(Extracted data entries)
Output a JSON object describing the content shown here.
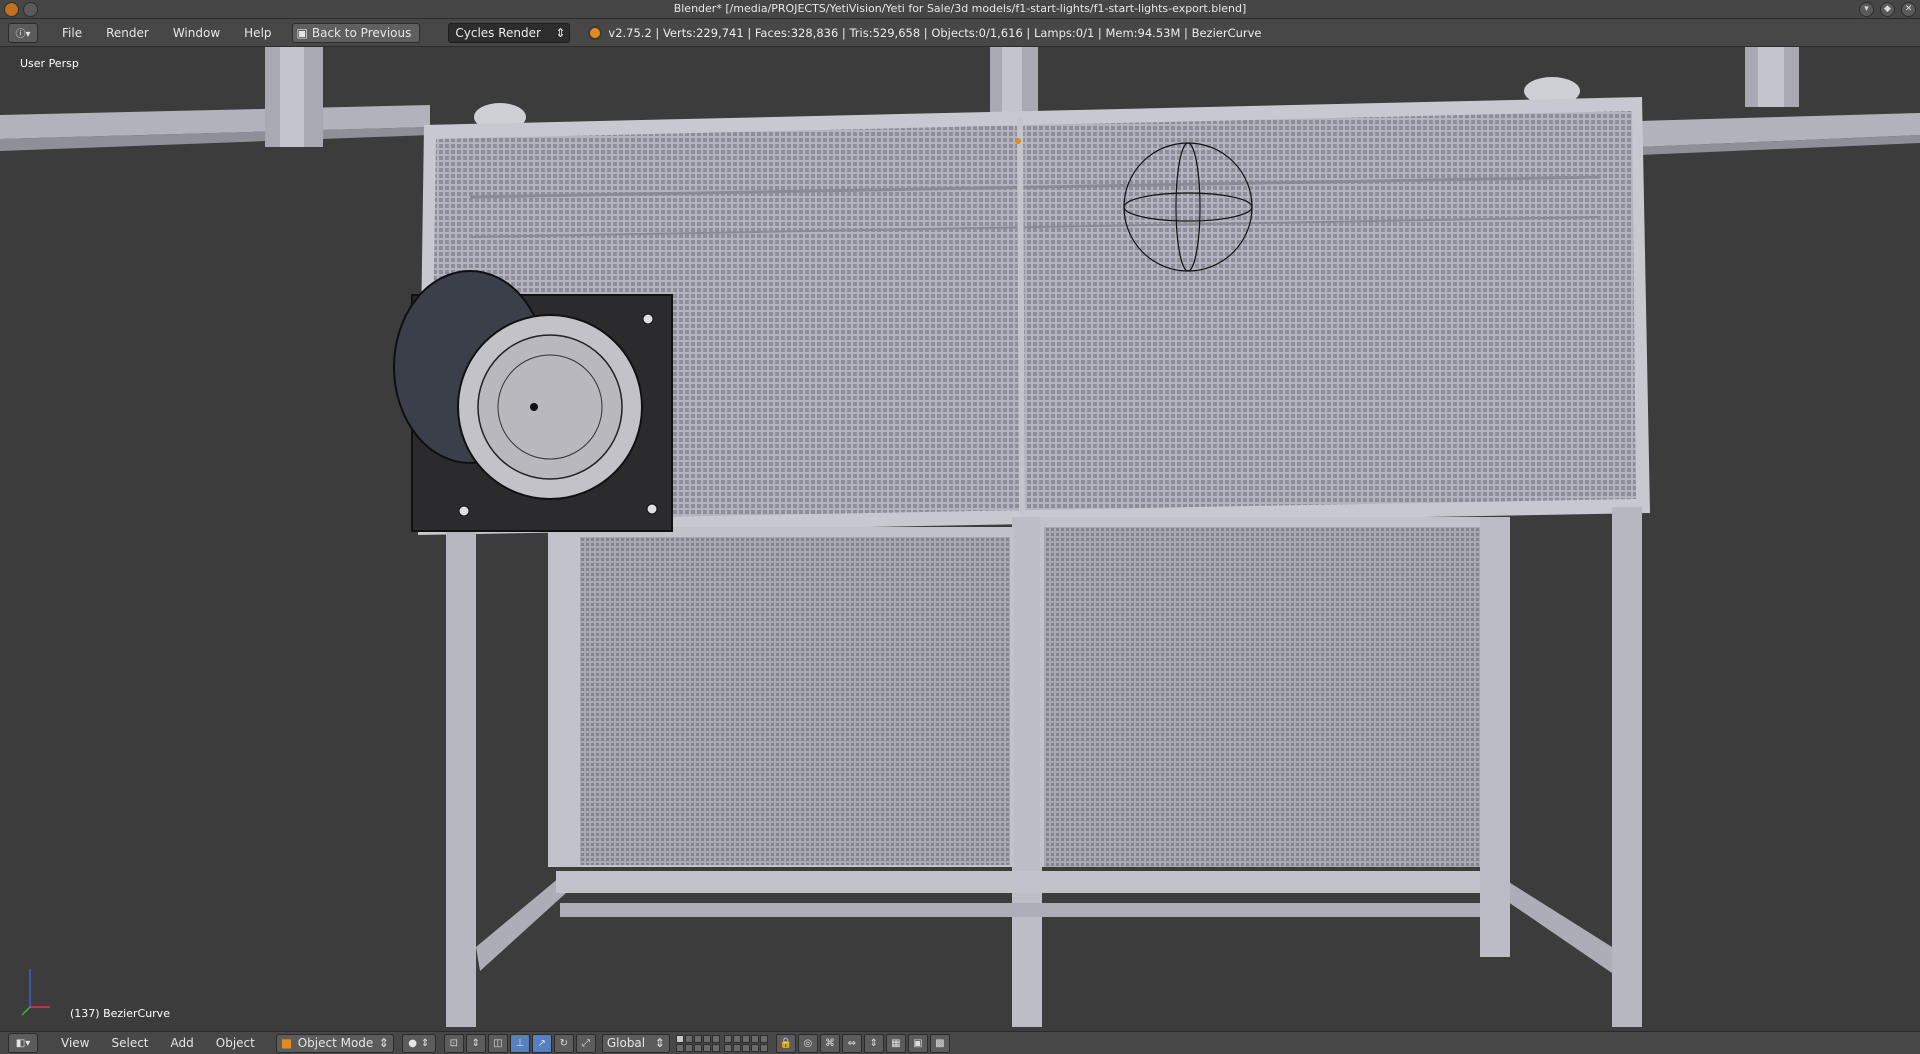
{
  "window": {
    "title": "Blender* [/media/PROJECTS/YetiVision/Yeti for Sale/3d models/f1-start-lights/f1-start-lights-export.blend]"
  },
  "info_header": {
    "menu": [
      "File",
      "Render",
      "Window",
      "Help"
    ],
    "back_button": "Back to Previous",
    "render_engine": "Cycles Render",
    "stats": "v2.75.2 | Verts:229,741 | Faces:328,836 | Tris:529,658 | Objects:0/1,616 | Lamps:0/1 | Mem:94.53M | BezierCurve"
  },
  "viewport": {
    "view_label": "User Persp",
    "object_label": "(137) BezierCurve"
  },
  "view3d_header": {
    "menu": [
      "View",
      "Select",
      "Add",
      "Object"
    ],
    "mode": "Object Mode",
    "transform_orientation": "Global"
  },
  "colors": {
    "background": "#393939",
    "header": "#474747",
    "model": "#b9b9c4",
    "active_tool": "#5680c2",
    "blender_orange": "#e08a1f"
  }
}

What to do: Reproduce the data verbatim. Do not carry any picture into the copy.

Answer:
Output a JSON object describing the content shown here.
{
  "window": {
    "title": "Blender* [/media/PROJECTS/YetiVision/Yeti for Sale/3d models/f1-start-lights/f1-start-lights-export.blend]"
  },
  "info_header": {
    "menu": [
      "File",
      "Render",
      "Window",
      "Help"
    ],
    "back_button": "Back to Previous",
    "render_engine": "Cycles Render",
    "stats": "v2.75.2 | Verts:229,741 | Faces:328,836 | Tris:529,658 | Objects:0/1,616 | Lamps:0/1 | Mem:94.53M | BezierCurve"
  },
  "viewport": {
    "view_label": "User Persp",
    "object_label": "(137) BezierCurve"
  },
  "view3d_header": {
    "menu": [
      "View",
      "Select",
      "Add",
      "Object"
    ],
    "mode": "Object Mode",
    "transform_orientation": "Global"
  },
  "colors": {
    "background": "#393939",
    "header": "#474747",
    "model": "#b9b9c4",
    "active_tool": "#5680c2",
    "blender_orange": "#e08a1f"
  }
}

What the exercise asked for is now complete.